Core responsibility four: Change people’s lives – from delivering aid to ending need

  1. Islamic Relief commits to improving our inclusion of faith leaders and institutions within disaster risk reduction and response planning and delivery. Islamic Relief will actively engage faith leaders and institutions in all its humanitarian response operations.
  2. Islamic relief is committed to the development of a best practice guide for inclusion of faith and faith representatives in psycho-social provision when serving communities of a particular faith by 2017.
  3. Islamic Relief remains committed to complementing the efforts of national disaster coordination bodies in countries where IR has operations, taking part in ongoing joint preparedness planning to strengthen resilience from community to national level.
  4. Islamic Relief is committed to utilising approaches that integrate faith institutions, values and expertise in climate change adaptation and food security at community level, influencing disaster risk reduction (DRR) planning of relevant national governments in at least three of the countries where we work that are worst affected by climate change.
  5. Islamic Relief is committed to promoting and disseminating the Islamic Declaration on Climate Change in at least 10 Muslim-majority countries by 2021.
  6. In addition to its work on the Islamic responsibility to tackling climate change, Islamic Relief will support at least four additional joint declarations in support of gender justice and inclusivity, tackling poverty and inequality, and promoting sustainable economic growth by 2021.
  7. Islamic Relief commits to ensuring it is accountable to communities and people affected by crisis. In this regard we are committed to the ‘Core Humanitarian Standard on Quality and Accountability’. We will identify best practice and learning, and ensure continuous improvement. Islamic Relief staff and local partners’ capabilities will be built accordingly.
  8. Islamic Relief shares the view that changes are required within the humanitarian system, and our own organisation, so that southern-based national actors can play an increased and more prominent role in humanitarian response. We have therefore endorsed and committed to the ‘Charter for Change’ which commits us to review and adapt our way of working to ensure that we increase direct funding to local partner NGOs, increase transparency, and ensure that we support – not undermine – local capacity through our interventions.

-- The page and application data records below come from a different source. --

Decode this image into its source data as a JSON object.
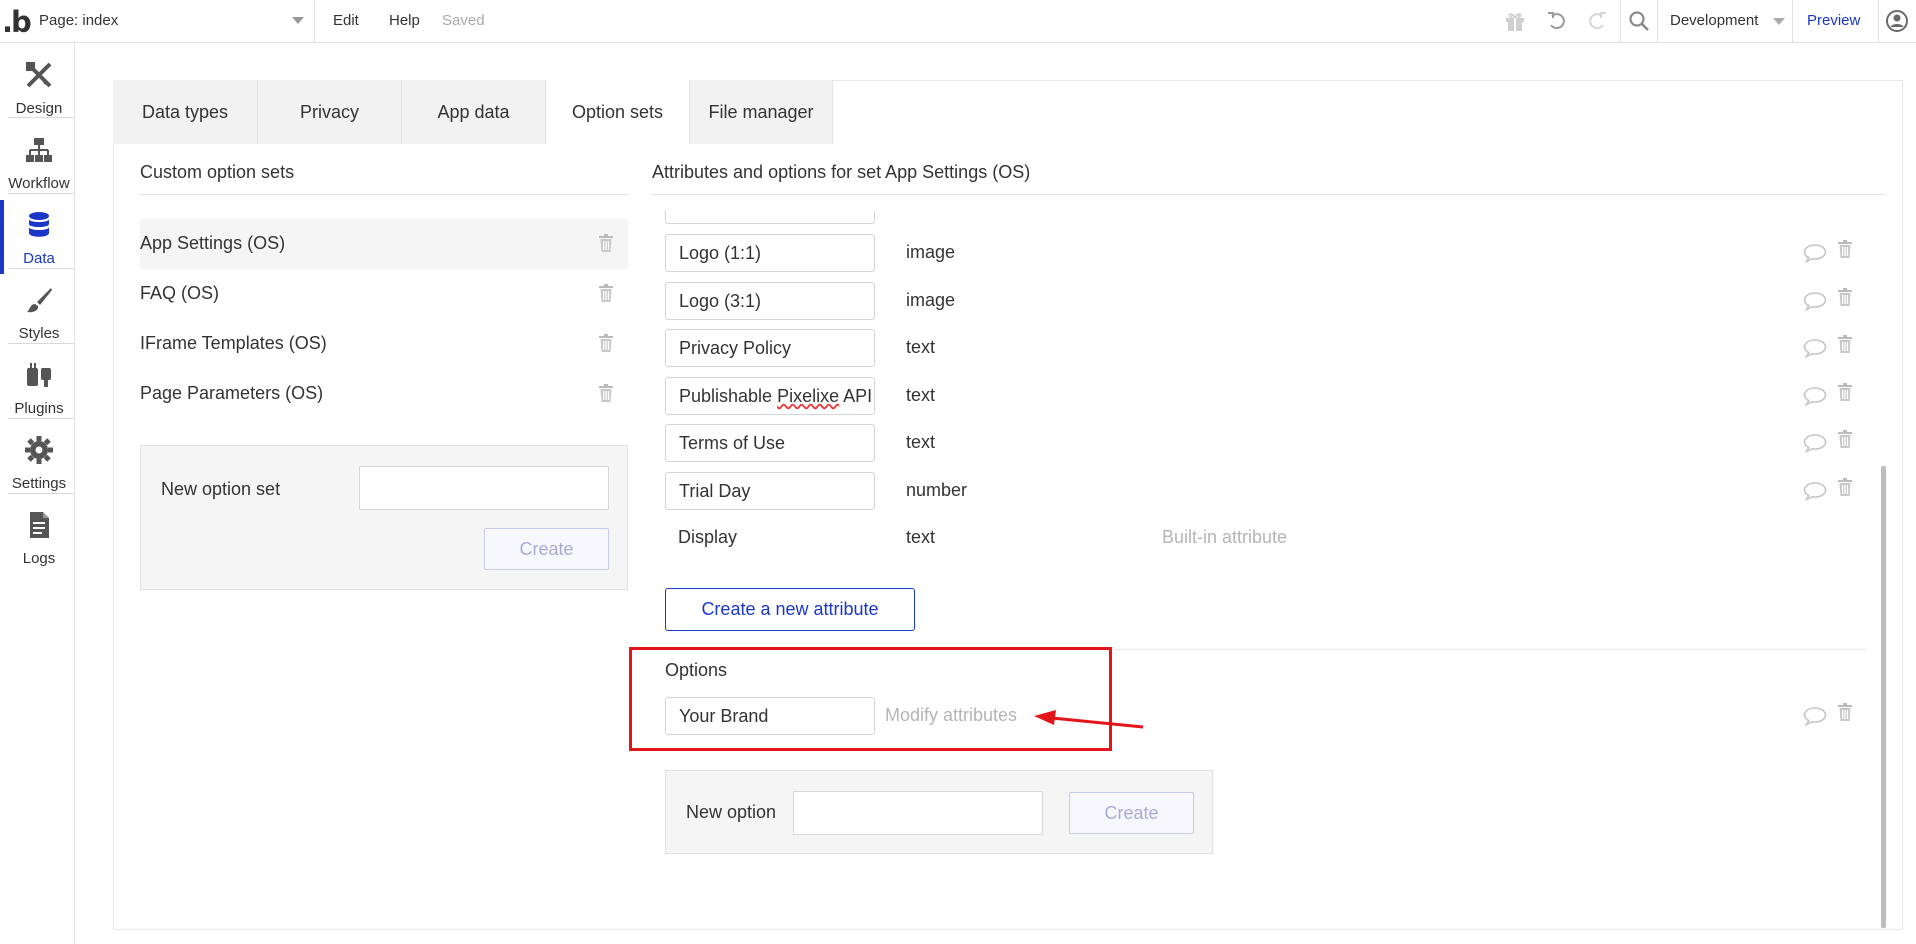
{
  "topbar": {
    "page_label": "Page: index",
    "menu_edit": "Edit",
    "menu_help": "Help",
    "status": "Saved",
    "environment": "Development",
    "preview": "Preview"
  },
  "sidebar": {
    "items": [
      {
        "label": "Design",
        "icon": "design-icon"
      },
      {
        "label": "Workflow",
        "icon": "workflow-icon"
      },
      {
        "label": "Data",
        "icon": "database-icon"
      },
      {
        "label": "Styles",
        "icon": "brush-icon"
      },
      {
        "label": "Plugins",
        "icon": "plug-icon"
      },
      {
        "label": "Settings",
        "icon": "gear-icon"
      },
      {
        "label": "Logs",
        "icon": "document-icon"
      }
    ],
    "active": "Data"
  },
  "tabs": [
    {
      "label": "Data types"
    },
    {
      "label": "Privacy"
    },
    {
      "label": "App data"
    },
    {
      "label": "Option sets"
    },
    {
      "label": "File manager"
    }
  ],
  "custom_sets": {
    "title": "Custom option sets",
    "items": [
      {
        "name": "App Settings (OS)"
      },
      {
        "name": "FAQ (OS)"
      },
      {
        "name": "IFrame Templates (OS)"
      },
      {
        "name": "Page Parameters (OS)"
      }
    ],
    "new_label": "New option set",
    "create_label": "Create"
  },
  "attributes": {
    "title": "Attributes and options for set App Settings (OS)",
    "rows": [
      {
        "name": "Logo (1:1)",
        "type": "image"
      },
      {
        "name": "Logo (3:1)",
        "type": "image"
      },
      {
        "name": "Privacy Policy",
        "type": "text"
      },
      {
        "name": "Publishable Pixelixe API",
        "type": "text"
      },
      {
        "name": "Terms of Use",
        "type": "text"
      },
      {
        "name": "Trial Day",
        "type": "number"
      }
    ],
    "builtin": {
      "name": "Display",
      "type": "text",
      "note": "Built-in attribute"
    },
    "create_button": "Create a new attribute"
  },
  "options": {
    "title": "Options",
    "items": [
      {
        "name": "Your Brand",
        "action": "Modify attributes"
      }
    ],
    "new_label": "New option",
    "create_label": "Create"
  },
  "colors": {
    "accent": "#1a37c8",
    "annotation": "#e4141b"
  }
}
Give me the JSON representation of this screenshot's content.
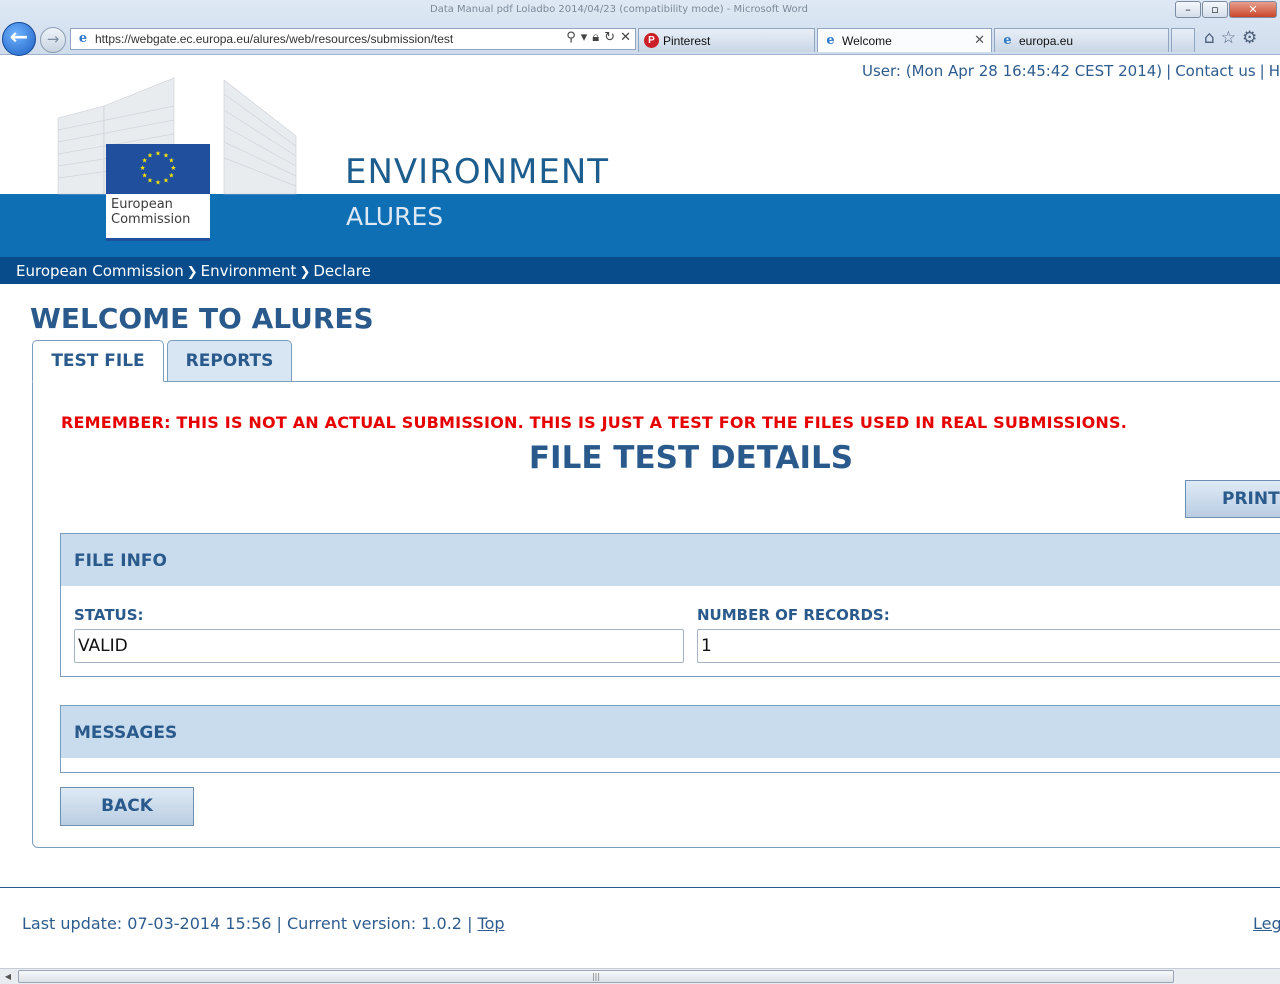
{
  "browser": {
    "window_title": "Data Manual pdf Loladbo 2014/04/23 (compatibility mode) - Microsoft Word",
    "address_url": "https://webgate.ec.europa.eu/alures/web/resources/submission/test",
    "tabs": [
      {
        "label": "Pinterest",
        "icon": "pinterest-icon"
      },
      {
        "label": "Welcome",
        "icon": "ie-page-icon",
        "active": true
      },
      {
        "label": "europa.eu",
        "icon": "ie-page-icon"
      }
    ]
  },
  "header": {
    "user_text": "User: (Mon Apr 28 16:45:42 CEST 2014)",
    "contact_link": "Contact us",
    "help_link_partial": "H",
    "logo_text": "European Commission",
    "site_title": "ENVIRONMENT",
    "site_subtitle": "ALURES",
    "colors": {
      "banner": "#0e6fb5",
      "breadcrumb_bar": "#084c8c",
      "heading": "#2a5a8c",
      "warning": "#e60000"
    }
  },
  "breadcrumb": [
    "European Commission",
    "Environment",
    "Declare"
  ],
  "main": {
    "title": "WELCOME TO ALURES",
    "tabs": [
      {
        "label": "TEST FILE",
        "active": true
      },
      {
        "label": "REPORTS",
        "active": false
      }
    ],
    "warning": "REMEMBER: THIS IS NOT AN ACTUAL SUBMISSION. THIS IS JUST A TEST FOR THE FILES USED IN REAL SUBMISSIONS.",
    "details_title": "FILE TEST DETAILS",
    "print_label": "PRINT",
    "file_info": {
      "heading": "FILE INFO",
      "status_label": "STATUS:",
      "status_value": "VALID",
      "records_label": "NUMBER OF RECORDS:",
      "records_value": "1"
    },
    "messages_heading": "MESSAGES",
    "back_label": "BACK"
  },
  "footer": {
    "last_update": "Last update: 07-03-2014 15:56 | Current version: 1.0.2 |",
    "top_link": "Top",
    "legal_partial": "Leg"
  }
}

Core responsibility five: Invest in humanity

  1. Islamic Relief commits to encouraging the use of Islamic social finance for humanitarian funding, particularly through sensitising Muslims and governments of Muslim-majority countries to its application for this purpose, but also through expanding its own Islamic endowment (waqf) and Zakat programmes.
  2. Islamic Relief commits to continue building our internal capacity to carry out cash-based programming. As part of this commitment, by 2018, we expect to: ensure that all of our cash-based programming will be in line with sectoral good practice, and increase the proportion of cash-based interventions within our humanitarian programming by 10%.
  3. Islamic Relief commits to support the UN in its intention, stated in the Secretary General’s Report, to ensure that counter-terrorism or counter-insurgency measures do not inhibit humanitarian action or prevent funding for humanitarian operations. We will also support calls to provide for necessary exemptions to allow humanitarian organisations to engage in dialogue and coordinate with all parties to armed conflict in order to reach those in need and alleviate suffering.
  4. Islamic Relief will continue its efforts to work with the banking sector, financial institutions, regulators and other key stakeholders to ensure full cross-stakeholder engagement on the myriad of issues related to counter-terrorism financing that impede the delivery of aid.
  5. Islamic Relief commits to engage, wherever possible, with efforts to support non-governmental organisations (NGOs) and community-based organisations (CBOs) to better understand how to adhere to current legislation and due diligence requirements – including understanding application for special exemptions where these exist.